**ASSIGNMENT:** Determine how many lines of the data include the word "true", and write only that number.

[[ INPUT, beginning ]]

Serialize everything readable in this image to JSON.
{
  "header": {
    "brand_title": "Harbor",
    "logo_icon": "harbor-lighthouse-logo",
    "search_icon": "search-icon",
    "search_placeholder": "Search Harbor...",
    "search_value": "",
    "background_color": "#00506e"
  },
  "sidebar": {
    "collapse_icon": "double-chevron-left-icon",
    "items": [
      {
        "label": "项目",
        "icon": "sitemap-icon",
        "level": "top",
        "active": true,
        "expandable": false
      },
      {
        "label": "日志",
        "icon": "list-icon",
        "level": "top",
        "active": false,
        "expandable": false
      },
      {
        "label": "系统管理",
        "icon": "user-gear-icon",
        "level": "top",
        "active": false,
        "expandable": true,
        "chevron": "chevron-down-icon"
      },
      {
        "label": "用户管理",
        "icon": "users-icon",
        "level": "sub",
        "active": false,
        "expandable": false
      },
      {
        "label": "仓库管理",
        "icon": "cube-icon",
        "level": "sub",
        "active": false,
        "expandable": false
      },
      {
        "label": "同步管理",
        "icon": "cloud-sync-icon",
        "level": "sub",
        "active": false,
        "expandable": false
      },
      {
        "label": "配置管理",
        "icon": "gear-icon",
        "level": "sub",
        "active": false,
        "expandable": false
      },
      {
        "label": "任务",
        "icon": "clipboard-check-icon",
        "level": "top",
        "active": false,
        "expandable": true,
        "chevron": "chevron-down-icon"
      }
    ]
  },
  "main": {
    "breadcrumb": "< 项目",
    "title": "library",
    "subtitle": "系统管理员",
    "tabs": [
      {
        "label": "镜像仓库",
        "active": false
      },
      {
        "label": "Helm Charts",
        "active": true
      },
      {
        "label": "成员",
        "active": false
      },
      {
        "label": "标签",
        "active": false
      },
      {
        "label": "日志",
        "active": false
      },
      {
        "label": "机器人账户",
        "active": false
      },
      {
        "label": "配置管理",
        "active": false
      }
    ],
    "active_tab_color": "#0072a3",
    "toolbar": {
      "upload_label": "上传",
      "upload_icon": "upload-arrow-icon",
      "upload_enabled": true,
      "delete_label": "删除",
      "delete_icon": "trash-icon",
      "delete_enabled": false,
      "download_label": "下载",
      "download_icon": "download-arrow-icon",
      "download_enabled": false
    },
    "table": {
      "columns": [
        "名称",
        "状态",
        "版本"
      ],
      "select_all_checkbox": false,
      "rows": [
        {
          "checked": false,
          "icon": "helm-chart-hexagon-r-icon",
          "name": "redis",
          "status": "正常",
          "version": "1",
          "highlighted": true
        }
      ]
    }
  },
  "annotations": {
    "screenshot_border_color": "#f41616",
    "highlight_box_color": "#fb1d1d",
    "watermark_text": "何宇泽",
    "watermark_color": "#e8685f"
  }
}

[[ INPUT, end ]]

**EXERCISE SOLUTION:** 6